There are many levels of protection you may seek for your trademark and it can be confusing at times to know which will be best for your mark or the advantages or one over the other. In this post I review each of the five levels of protection to help you determine what will work best for your mark and business goals.
Common-law Rights: Common-law trademark rights are the lowest level of right you may give your trademark. As soon as you start using your mark in commerce it is entitled to common-law rights. In common-law the first to use a mark in commerce has automatic senior rights over subsequent similar marks used in commerce. Advantages of common-law marks include:
However there are some disadvantages such as:
I don't recommend using this level of protection for important marks such as the name of your business, slogan, or key products.
State Trademark Rights: The next step above common-law rights are state rights. You may file an application with your state to protect your mark at the state level. This will extend the geographical scope of your mark from the immediate vicinity of your business to the entire state. Advantages of state level marks include:
Just as with common-law rights, I do not recommend filing for a mark at the state level. If you are going to go through the trouble of filing at the state level might as well spend the necessary money and file for a federal mark as there are so many benefits obtained from a federally registered mark.

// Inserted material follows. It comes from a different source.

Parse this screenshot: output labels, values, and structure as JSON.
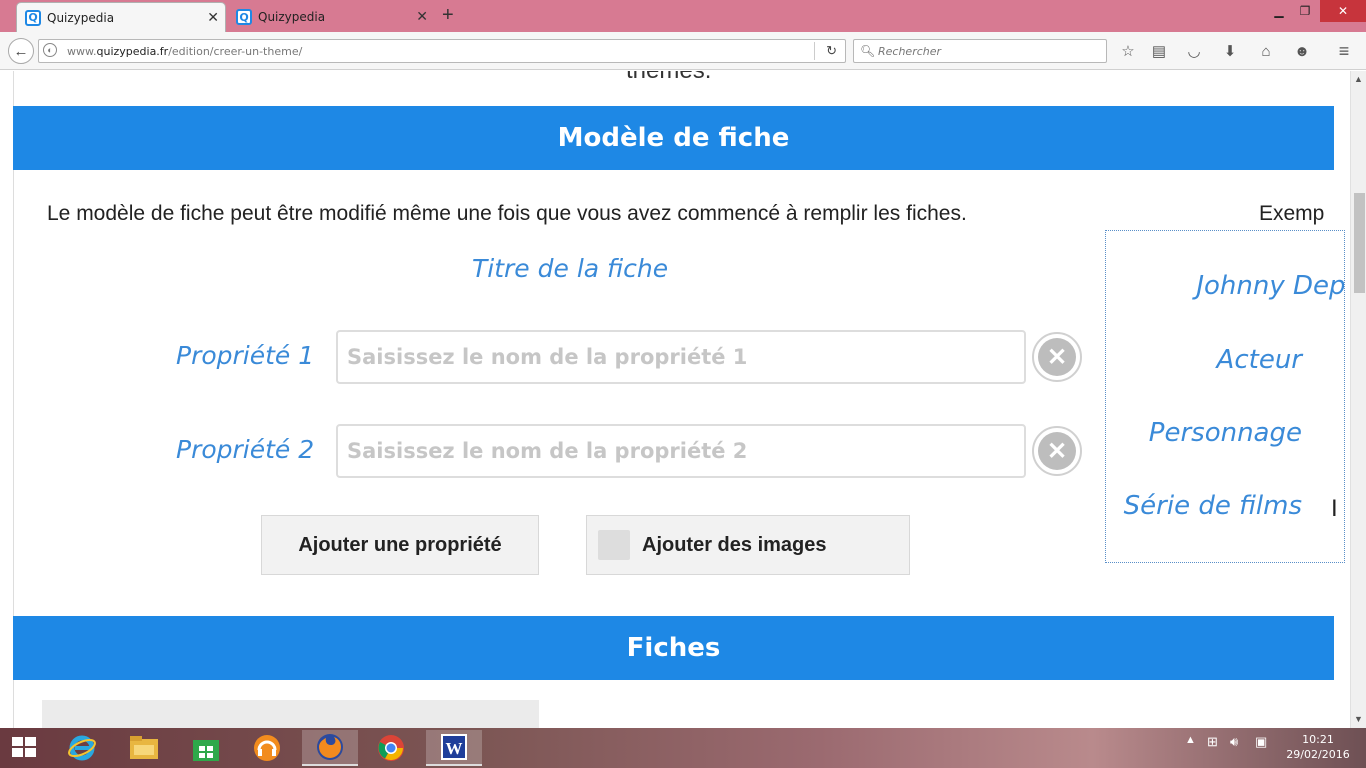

Federal Trademark Rights (Supplemental Register): A federally registered mark that is on the supplemental register gains some important advantages over a state registered marks such as:
Federal Trademark Rights (Principle Register): A federally registered mark that is on the principle register has all of the advantages found with a mark registered on the supplemental register plus the following:
Federal Trademark Rights (Principle Register and Incontestable): This is the highest level of protection you may obtain for your mark. There are requirements that must be met in order to file for incontestable status but once filed the privileges remain with your mark for the life of your mark with a few exceptions. The advantages of an incontestable mark include:
I hope that this has been helpful. Please leave a comment below and I will try my best to respond with an answer.
The International Trademark Association (INTA) is a global association of trademark owners and professionals dedicated to supporting trademarks and related intellectual property in order to protect consumers and to promote fair and effective commerce. The Association's member organizations represent some 30,000 trademark professionals and include brand owners from major corporations as well as small- and medium-sized enterprises, law firms and nonprofits. There are also government agency members as well as individual professor and student members. To visit their website click here or their logo.
From time to time the INTA issues bulletins on various topics all related in some way to trademarks. This bulletin, titled "The U.S. Trademark Registers: Supplemental vs. Principal" and written by Daniel M. Gurfinkel of Dennemeyer & Associates, reviews the differences between the two registers and the advantages of registration on the supplemental register. If you are dealing with with a USPTO Office Action on your application where the examiner is asking you to amend the application for registration in the supplemental register this bulletin will provide you with useful information to help you in making this decision.
To read the bulletin click here.